An Actress as Cleopatra
Arthur B. Carles
Indissolubly linked with the Pennsylvania Academy, Arthur B. Carles is one of the most important, if underrated, figures in modern American painting - and certainly in the history of Philadelphia art. His travels in France between 1907 and 1910, as well as subsequent visits in 1912, 1921, and 1929, exposed him to artistic experiments in spatial arrangement, form, and color. Friendships with Edward Steichen, Alfred Stieglitz, and John Marin kept him abreast of American developments - as did his participation in the 1913 Armory Show, the exhibition that introduced modernism to America. Carles's own expressive color and abstract forms proclaimed his allegiance to progressive principles. His teaching, both at the Academy from 1917 to 1925 and in private arrangements, encouraged a generation of young artists to develop their own cutting-edge styles. When Mercedes de Cordoba met Carles in New York in 1904, she had already modeled for Steichen. They renewed their friendship in France, where de Cordoba worked as an illustrator and correspondent for "Vogue." After their marriage in 1909, she became the subject of several of her husband's paintings. This work shows de Cordoba attired in an elaborate, vaguely Egyptian costume.

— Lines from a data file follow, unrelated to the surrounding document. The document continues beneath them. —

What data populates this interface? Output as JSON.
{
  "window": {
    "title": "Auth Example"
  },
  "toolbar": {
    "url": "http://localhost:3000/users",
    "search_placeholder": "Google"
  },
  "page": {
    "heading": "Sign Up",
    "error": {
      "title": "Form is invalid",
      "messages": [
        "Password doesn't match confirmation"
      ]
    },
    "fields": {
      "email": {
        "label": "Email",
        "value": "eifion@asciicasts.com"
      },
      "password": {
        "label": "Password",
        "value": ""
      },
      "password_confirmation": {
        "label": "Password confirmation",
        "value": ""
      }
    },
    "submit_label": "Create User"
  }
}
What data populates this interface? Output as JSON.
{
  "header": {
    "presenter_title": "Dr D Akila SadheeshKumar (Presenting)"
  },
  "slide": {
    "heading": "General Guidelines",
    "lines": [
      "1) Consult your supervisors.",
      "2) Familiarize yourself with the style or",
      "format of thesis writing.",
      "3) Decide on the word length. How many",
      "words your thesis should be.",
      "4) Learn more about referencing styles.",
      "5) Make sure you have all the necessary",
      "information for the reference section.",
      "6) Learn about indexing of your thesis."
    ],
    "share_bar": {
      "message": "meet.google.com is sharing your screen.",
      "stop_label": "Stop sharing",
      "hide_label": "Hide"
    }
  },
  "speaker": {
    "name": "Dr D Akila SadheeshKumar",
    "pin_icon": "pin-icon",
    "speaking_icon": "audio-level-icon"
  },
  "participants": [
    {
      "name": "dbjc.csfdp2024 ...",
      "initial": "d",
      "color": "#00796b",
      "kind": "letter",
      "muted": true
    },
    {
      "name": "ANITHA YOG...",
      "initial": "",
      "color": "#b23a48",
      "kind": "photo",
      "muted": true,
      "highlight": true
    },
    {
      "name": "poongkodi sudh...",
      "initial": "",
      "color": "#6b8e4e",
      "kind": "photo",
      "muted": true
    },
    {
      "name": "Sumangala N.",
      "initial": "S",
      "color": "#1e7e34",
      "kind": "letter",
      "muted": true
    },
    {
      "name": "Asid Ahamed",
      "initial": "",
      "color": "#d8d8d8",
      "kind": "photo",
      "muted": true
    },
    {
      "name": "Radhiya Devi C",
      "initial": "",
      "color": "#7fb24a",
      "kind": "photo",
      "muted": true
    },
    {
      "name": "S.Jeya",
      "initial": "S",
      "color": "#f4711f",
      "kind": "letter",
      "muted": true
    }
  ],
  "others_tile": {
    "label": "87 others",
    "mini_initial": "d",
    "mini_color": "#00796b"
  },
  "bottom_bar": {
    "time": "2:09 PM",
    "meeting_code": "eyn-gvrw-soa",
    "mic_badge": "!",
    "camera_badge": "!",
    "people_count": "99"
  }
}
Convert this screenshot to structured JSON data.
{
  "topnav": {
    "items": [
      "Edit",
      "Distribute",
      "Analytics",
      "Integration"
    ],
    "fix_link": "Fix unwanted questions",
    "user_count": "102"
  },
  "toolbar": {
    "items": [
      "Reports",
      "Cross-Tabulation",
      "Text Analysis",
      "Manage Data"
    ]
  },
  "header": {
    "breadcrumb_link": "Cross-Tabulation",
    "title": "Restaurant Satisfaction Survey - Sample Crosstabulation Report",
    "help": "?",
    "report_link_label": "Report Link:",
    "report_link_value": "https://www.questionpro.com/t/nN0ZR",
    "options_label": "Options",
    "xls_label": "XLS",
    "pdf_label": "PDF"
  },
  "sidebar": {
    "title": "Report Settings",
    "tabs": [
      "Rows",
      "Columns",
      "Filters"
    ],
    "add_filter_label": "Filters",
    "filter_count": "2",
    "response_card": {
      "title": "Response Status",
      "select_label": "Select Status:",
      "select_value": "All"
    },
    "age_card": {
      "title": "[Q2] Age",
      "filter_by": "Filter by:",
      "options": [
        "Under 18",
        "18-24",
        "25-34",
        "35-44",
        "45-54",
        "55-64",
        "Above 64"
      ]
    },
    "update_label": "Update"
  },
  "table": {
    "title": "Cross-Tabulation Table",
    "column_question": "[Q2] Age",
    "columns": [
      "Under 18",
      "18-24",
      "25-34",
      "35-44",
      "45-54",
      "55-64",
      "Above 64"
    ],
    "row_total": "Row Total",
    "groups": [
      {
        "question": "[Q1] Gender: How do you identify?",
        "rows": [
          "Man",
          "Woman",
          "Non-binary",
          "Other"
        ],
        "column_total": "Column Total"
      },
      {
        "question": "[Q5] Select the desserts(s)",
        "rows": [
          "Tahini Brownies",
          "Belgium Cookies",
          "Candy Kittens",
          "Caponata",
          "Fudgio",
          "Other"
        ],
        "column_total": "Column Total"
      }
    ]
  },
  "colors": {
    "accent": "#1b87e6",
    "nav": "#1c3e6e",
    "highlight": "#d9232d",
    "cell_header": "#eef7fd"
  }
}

The title of "actress," although merely descriptive then, proved prophetic: de Cordoba had a role in a Broadway production "As You Like It" in 1923, one year after the couple's divorce.